Only lines containing the string "placeholder" belong in the answer; copy all of them from the entries.

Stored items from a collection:
- Opening Delimiter -

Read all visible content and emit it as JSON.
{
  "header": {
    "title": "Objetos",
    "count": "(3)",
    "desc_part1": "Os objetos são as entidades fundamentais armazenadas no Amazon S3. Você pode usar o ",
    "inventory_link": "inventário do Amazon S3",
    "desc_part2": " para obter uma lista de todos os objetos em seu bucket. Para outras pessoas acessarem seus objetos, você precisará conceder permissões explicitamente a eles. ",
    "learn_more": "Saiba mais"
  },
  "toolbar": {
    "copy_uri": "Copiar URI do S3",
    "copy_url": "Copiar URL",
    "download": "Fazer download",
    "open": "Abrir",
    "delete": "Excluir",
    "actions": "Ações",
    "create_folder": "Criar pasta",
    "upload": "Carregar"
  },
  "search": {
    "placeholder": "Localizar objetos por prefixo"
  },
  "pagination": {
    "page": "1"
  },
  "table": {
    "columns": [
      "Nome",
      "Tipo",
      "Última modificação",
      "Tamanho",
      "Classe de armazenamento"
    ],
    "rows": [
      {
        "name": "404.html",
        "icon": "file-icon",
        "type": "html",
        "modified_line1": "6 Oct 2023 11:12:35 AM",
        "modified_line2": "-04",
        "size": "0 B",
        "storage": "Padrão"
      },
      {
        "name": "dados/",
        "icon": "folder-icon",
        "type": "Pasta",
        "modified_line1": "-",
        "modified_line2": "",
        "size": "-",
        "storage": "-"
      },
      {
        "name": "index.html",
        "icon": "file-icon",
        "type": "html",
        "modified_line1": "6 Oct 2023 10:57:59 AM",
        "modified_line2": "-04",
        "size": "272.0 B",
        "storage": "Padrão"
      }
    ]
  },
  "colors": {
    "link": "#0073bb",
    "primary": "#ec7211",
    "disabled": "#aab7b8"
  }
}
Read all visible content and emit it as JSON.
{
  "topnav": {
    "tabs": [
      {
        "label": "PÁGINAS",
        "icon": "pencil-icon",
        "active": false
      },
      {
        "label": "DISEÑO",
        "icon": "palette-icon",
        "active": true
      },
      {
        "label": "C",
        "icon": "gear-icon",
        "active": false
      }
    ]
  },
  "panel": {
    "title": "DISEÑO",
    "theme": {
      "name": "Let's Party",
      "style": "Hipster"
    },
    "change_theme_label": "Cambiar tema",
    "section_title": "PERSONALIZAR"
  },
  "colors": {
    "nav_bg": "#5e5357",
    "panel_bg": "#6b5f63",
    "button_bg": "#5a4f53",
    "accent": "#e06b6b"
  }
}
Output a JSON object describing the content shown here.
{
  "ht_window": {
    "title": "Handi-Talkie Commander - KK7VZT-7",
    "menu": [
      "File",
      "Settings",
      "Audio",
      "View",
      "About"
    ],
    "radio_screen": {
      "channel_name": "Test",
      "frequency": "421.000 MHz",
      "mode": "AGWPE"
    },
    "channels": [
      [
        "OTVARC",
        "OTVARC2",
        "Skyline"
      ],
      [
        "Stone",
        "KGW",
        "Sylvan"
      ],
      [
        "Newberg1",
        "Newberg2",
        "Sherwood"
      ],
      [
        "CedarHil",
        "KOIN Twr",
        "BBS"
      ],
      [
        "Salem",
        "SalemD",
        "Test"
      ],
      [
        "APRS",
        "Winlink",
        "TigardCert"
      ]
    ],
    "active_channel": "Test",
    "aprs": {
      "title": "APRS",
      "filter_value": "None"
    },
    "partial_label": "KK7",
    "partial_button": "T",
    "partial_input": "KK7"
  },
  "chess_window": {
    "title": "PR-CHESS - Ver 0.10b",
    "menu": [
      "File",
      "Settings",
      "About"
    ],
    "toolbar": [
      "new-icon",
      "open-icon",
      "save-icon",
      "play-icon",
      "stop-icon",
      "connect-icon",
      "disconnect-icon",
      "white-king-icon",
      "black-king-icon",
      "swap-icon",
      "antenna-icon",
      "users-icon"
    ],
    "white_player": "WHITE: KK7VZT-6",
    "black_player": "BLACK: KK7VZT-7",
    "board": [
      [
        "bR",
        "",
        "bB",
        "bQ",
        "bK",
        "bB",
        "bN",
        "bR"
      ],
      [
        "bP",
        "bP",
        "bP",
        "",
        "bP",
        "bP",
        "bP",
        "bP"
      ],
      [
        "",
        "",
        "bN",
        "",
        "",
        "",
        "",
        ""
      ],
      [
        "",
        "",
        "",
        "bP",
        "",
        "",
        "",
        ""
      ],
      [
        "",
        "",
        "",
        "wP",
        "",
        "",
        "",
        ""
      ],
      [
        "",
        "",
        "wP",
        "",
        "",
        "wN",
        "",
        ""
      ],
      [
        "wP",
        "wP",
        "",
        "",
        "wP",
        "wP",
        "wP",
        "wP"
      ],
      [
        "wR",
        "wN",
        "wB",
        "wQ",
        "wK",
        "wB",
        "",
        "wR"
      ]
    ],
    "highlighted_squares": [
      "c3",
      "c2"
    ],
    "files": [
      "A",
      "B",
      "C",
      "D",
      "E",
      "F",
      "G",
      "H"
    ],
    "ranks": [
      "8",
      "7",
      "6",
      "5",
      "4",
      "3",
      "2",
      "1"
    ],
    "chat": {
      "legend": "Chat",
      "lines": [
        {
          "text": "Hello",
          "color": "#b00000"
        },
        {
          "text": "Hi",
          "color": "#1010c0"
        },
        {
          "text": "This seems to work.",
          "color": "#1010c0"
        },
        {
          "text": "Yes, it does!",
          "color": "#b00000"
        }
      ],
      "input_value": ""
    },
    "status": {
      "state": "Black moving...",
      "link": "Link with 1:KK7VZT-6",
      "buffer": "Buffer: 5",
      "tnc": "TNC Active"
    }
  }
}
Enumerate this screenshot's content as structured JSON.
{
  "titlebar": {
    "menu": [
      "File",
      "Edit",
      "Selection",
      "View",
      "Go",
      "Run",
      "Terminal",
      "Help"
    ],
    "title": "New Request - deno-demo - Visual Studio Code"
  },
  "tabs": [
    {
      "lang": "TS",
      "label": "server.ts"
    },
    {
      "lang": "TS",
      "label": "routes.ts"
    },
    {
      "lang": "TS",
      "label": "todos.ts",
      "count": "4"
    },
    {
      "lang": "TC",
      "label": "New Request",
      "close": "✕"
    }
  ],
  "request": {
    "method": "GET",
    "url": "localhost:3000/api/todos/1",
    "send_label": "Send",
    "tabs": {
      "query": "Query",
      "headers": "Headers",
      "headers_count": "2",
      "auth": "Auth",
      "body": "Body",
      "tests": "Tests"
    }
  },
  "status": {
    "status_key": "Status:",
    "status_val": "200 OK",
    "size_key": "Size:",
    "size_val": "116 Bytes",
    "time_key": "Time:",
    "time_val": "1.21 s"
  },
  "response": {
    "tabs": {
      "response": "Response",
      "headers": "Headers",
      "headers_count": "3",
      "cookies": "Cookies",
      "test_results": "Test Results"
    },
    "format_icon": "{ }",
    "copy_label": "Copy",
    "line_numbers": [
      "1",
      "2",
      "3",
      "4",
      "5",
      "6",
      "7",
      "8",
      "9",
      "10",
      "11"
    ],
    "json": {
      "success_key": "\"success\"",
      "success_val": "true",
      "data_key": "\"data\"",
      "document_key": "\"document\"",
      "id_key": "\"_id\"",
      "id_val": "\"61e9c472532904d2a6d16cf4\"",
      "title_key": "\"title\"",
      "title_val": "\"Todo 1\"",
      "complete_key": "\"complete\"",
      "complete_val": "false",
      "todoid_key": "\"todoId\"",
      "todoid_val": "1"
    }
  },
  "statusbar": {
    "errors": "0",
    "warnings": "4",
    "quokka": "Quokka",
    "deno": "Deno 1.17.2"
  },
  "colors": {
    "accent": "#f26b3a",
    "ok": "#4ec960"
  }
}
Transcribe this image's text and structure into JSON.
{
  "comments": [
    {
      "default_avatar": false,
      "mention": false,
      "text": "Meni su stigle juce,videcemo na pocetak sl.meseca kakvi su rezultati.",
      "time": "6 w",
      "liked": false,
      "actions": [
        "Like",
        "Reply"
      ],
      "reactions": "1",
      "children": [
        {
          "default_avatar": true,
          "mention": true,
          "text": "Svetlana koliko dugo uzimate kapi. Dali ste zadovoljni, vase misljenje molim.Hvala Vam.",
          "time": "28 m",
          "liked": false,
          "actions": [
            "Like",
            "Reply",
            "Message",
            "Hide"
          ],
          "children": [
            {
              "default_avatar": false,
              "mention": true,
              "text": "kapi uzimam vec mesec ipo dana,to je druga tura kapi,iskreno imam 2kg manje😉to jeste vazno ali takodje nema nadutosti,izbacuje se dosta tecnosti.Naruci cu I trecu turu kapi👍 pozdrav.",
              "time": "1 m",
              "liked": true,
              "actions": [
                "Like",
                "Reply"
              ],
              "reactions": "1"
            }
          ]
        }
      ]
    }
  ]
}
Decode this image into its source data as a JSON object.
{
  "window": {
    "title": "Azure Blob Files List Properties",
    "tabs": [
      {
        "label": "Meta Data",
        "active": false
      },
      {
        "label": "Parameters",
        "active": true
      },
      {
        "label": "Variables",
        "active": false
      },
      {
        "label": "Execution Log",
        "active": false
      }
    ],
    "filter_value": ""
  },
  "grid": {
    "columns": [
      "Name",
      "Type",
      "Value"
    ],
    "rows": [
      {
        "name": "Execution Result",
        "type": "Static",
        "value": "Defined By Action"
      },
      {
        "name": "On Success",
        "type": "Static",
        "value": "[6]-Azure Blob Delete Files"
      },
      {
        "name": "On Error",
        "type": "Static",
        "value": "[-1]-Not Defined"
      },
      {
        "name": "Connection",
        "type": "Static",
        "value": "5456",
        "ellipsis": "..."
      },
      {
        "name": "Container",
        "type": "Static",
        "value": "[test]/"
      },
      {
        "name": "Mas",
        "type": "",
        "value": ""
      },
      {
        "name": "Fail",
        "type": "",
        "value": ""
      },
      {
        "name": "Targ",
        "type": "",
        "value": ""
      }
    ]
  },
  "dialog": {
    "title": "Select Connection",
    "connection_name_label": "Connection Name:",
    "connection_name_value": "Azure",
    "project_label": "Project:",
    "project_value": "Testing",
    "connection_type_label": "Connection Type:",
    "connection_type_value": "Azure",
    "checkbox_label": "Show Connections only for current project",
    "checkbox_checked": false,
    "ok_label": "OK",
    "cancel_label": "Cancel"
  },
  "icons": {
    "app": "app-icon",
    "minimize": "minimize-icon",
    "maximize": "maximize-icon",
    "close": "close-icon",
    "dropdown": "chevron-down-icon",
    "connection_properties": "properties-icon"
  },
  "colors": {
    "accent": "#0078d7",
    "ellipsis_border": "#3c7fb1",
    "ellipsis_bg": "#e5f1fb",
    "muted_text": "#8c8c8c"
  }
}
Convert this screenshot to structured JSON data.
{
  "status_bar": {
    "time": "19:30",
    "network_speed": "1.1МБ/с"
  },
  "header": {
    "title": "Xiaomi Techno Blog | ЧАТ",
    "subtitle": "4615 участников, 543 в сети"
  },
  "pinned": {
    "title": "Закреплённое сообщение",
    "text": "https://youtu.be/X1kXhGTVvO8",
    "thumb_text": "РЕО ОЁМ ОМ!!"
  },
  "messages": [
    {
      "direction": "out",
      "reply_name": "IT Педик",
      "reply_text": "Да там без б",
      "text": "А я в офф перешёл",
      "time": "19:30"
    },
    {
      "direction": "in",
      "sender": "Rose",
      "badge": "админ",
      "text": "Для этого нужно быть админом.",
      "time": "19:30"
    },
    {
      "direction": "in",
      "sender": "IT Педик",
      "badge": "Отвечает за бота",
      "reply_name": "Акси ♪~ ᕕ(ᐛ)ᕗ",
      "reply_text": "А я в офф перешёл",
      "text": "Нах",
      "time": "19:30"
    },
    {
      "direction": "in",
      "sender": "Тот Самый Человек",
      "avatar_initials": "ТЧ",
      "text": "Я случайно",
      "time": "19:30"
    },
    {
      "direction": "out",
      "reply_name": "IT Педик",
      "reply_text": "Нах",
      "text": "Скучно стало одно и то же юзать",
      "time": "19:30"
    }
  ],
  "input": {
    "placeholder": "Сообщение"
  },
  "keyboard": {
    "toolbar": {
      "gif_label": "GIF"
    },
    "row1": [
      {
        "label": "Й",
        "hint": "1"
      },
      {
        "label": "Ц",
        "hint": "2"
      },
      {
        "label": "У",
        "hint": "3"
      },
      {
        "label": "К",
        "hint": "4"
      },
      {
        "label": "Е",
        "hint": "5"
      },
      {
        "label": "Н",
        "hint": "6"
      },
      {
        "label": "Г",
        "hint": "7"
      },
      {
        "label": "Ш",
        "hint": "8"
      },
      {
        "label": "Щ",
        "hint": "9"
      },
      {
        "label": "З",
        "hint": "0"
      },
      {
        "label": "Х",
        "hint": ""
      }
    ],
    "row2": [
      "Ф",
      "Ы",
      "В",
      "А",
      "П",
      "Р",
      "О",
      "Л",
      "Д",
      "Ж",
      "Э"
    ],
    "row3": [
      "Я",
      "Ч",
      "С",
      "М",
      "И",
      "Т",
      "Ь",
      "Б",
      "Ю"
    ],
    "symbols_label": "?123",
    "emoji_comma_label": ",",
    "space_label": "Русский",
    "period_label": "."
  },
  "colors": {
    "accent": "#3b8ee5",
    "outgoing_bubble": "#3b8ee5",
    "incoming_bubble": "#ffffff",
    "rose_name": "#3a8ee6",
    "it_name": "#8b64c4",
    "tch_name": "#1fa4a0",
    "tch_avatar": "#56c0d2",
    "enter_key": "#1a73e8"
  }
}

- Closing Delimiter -

### Answer below:
    "placeholder": "Localizar objetos por prefixo"
    "placeholder": "Сообщение"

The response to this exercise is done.